When Sound + Vision splashed Tom Petty’s still remarkably vital mug across a recent cover it caught my attention. Inside, across 12 pages, they basically anointed his new record Mojo, as disc of the year. So Petty’s blues record, one that was a long time comin’, is the best album of 2010? No offense to Mike Mettler and Ken Richardson, both of whom I consider friends, but the whole thing seemed like a stretch to me.
One of the many musical sawhorses that I often put the spurs tobeing a pain the bass just comes with the territory I’m afraid7#151;is the whole bit about why labels who are all hurtin’ right now don’t spend more time digging in their vaults and hauling out treasure in the form of unreleased studio material and especially live shows. Well, the emerging empire that is Concord Records (proud owners of the catalogs of Telarc, Fantasy and now, Rounder Records), a label whose judgment I have questioned in the recent past (Stax Does the Beatles, WTF?), released a killer record earlier this summer that’s been finding its way back to my Musical Fidelity CD player as of late, Otis Redding, Live on Sunset Strip collects performances that didn’t make it onto the two previous albums, In Person at the Whisky a Go Go and Good To Me: Live at the Whiskey A Go Go Vol. 2, that came from a three night stand at the Whiskey in L.A. over Easter weekend 1966. While the set list of the three full sets on these two CDs contains some repetitions, it’s great to hear
First, it’s time for all good thoughts and good energies to be directed south, to Vanderbilt Hospital in Nashville where Charlie Louvin, the great Charlie Louvin, is about to undergo the long and complicated operation needed to try and remove the stage 2 pancreatic cancer that he was unexpectedly diagnosed with last week. For those who don’t know, Charlie, 83, was once half of the Louvin Brothers, who were and basically still are the greatest duo act in the history of country music.
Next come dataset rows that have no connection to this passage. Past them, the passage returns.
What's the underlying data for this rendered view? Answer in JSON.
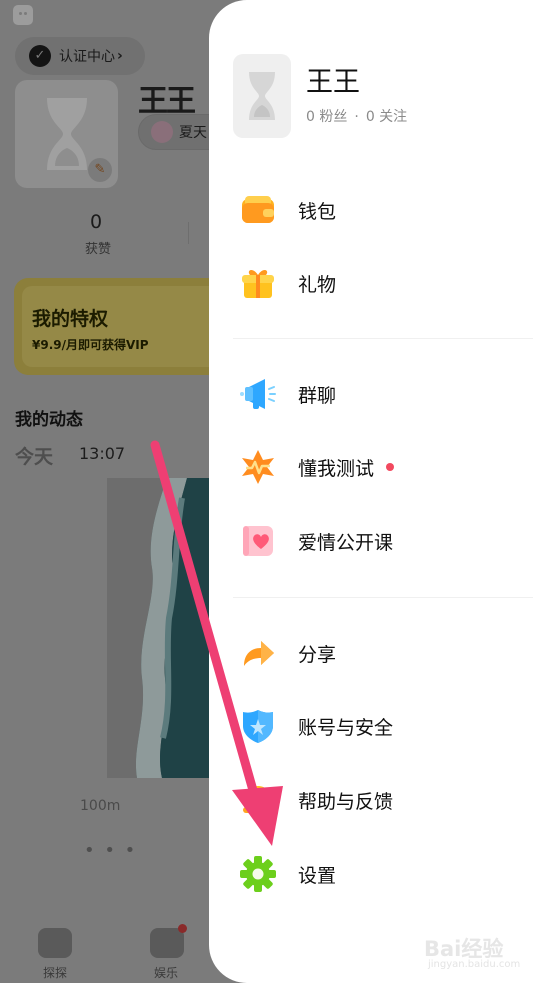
{
  "background": {
    "verify_label": "认证中心",
    "verify_chevron": "›",
    "name": "王王",
    "tag_label": "夏天",
    "stat_value": "0",
    "stat_label": "获赞",
    "vip_title": "我的特权",
    "vip_subtitle": "¥9.9/月即可获得VIP",
    "dynamics_title": "我的动态",
    "today_label": "今天",
    "post_time": "13:07",
    "post_distance": "100m",
    "more_label": "• • •",
    "tabs": [
      {
        "label": "探探",
        "icon": "explore-icon"
      },
      {
        "label": "娱乐",
        "icon": "play-icon"
      }
    ]
  },
  "drawer": {
    "user_name": "王王",
    "fans": "0 粉丝",
    "dot": "·",
    "following": "0 关注",
    "menu": [
      {
        "label": "钱包",
        "icon": "wallet-icon"
      },
      {
        "label": "礼物",
        "icon": "gift-icon"
      },
      {
        "label": "群聊",
        "icon": "megaphone-icon"
      },
      {
        "label": "懂我测试",
        "icon": "test-star-icon",
        "has_dot": true
      },
      {
        "label": "爱情公开课",
        "icon": "heart-book-icon"
      },
      {
        "label": "分享",
        "icon": "share-arrow-icon"
      },
      {
        "label": "账号与安全",
        "icon": "shield-icon"
      },
      {
        "label": "帮助与反馈",
        "icon": "help-bubble-icon"
      },
      {
        "label": "设置",
        "icon": "gear-icon"
      }
    ]
  },
  "colors": {
    "accent_red": "#f2495f",
    "annotation_arrow": "#ee3f73",
    "gear_green": "#6ccf1c",
    "orange": "#ff9a1f",
    "blue": "#2ea7ff"
  },
  "watermark": {
    "brand": "Bai经验",
    "sub": "jingyan.baidu.com"
  }
}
Charlie has experienced something of a late career comeback in recent years thanks to Josh Rosenthal and his Tompkins Square record label. His brother Ira, (who Charlie calls EYE-ree), the man responsible for the tire fire on the cover of the duo’s most famous record, 1959’s Satan is Real was a hellion of the first order and was killed by a drunken driver in 1965. Charlie, not surprisingly, has been nearly the opposite and is one of the sweetest guys it’s been my pleasure to meet. I particularly remember one night at the Rodeo Bar in NYC where the man had an endless store of really silly sex jokes. He’s says he expects to be back onstage a month after his surgery so we’ll see. Despite his health, he’s gonna be a trooper and play a previously scheduled Opry gig this Saturday which because of the recent floods is back in the Ryman Auditorium, which seems very fitting for this Charlie appearance. He goes on at 8:45 PM CDT. Listen at www.opry.com